Robotic assisted simple prostatectomy (RASP) represents a minimally invasive evolution of traditional open simple prostatectomy for the surgical treatment of severe lower urinary tract symptoms (LUTS) because of benign prostatic enlargement (BPE). Aim of the present review is to summarize the most recent evidence on this novel procedure, and to better define its current role in the surgical armamentarium for the treatment of BPE.
Several studies demonstrated that RASP can be safely and effectively performed in centers with sufficient expertise. The procedure can duplicate its open counterpart with the advantage of lower perioperative morbidity, and ultimately faster patient recovery. Overall, the status of RASP seems to be well beyond that of an ‘investigational’ procedure, and guidelines should be amended accordingly.

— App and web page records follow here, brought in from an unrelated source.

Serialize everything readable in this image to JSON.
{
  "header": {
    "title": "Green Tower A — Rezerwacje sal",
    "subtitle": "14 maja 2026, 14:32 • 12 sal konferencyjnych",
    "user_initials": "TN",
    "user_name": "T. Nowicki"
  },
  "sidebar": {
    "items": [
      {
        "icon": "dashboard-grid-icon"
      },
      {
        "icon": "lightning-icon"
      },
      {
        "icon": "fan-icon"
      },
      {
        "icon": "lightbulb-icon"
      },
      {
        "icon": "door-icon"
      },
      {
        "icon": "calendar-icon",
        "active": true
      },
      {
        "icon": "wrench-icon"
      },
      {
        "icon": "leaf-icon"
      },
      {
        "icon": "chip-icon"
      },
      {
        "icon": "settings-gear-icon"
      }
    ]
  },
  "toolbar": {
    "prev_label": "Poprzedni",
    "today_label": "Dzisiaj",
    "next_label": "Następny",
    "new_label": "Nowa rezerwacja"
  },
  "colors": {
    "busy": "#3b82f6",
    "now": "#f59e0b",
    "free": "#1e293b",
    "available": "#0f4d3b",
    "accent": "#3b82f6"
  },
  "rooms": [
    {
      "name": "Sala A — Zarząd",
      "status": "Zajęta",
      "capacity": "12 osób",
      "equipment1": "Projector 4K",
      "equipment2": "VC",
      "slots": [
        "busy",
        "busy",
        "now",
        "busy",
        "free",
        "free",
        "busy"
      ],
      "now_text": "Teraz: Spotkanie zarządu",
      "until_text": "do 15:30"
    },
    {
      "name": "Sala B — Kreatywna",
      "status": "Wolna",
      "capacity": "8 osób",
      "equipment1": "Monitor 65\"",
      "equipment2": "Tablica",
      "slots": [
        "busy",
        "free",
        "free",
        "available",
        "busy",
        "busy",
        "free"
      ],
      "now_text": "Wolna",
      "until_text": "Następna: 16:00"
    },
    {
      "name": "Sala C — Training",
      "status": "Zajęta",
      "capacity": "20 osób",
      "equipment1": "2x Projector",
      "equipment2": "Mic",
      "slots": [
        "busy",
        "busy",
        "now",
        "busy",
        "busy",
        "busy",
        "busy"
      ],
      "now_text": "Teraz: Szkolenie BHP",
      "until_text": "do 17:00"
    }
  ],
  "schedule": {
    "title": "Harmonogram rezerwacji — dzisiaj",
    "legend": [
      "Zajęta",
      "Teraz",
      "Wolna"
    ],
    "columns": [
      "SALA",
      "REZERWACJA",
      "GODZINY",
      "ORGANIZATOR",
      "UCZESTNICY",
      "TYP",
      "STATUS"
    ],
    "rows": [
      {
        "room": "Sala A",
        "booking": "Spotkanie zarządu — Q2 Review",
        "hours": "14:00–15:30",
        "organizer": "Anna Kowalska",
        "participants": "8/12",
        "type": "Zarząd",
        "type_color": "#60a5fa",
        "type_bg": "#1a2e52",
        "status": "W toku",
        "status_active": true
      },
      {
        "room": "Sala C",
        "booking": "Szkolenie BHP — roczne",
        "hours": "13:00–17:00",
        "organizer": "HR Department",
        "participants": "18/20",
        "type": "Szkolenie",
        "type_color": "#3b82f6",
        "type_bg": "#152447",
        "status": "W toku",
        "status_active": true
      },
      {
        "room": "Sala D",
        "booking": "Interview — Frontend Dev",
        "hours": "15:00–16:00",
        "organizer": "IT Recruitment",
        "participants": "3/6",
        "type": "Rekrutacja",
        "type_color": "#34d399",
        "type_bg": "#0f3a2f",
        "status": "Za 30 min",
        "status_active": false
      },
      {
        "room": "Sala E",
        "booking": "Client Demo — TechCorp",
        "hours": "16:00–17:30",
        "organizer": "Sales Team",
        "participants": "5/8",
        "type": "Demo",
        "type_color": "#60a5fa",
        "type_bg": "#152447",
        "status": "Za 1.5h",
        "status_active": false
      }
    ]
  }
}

Nevertheless, it remains to be determined what the place of the RASP procedure in the surgical armamentarium for the treatment of symptomatic BPE will be. Over the most recent years, few comparative studies have been reported, allowing in part to draw some conclusions. RASP seems to be attractive when compared with open simple prostatectomy as it can offer less blood loss, and shorter hospital stay. However, its advantages over transurethral enucleation techniques – such as HoLEP – remain unclear. There are some specific indications, such as the presence of concomitant bladder diverticula or stones, for example, where a robotic approach could represent an appealing solution. Ultimately, further research should look at a cost analysis to determine which technique can be more cost effective. Last, the issue of the learning curve for the different procedures for symptomatic BPE remain to be further scrutinized.
RASP offers potential advantages over other available techniques for the treatment of large prostate glands. In centers, wherever a solid robotic program is already in place, this procedure is likely to be increasingly implemented.
Document Type: Research Article
Affiliations: 1: Division of Urology, Virginia Commonwealth University, Division of Urology, McGuire VA Medical Center, Richmond, Virginia, USA 2: Department of Urology, Medical University of Vienna, Austria, Department of Cell and Molecular Biology, University of Medicine and Pharmacy, Tirgu Mures, Romania 3: Department of Urology, Medical University of Vienna, Austria, University of Texas Southwestern Medical Center, Dallas, Texas, Department of Urology, Weill Cornell Medical College, New York, New York, USA 4: Department of Urology, San Luigi Hospital, University of Turin, Orbassano, Italy
Publication date: May 1, 2018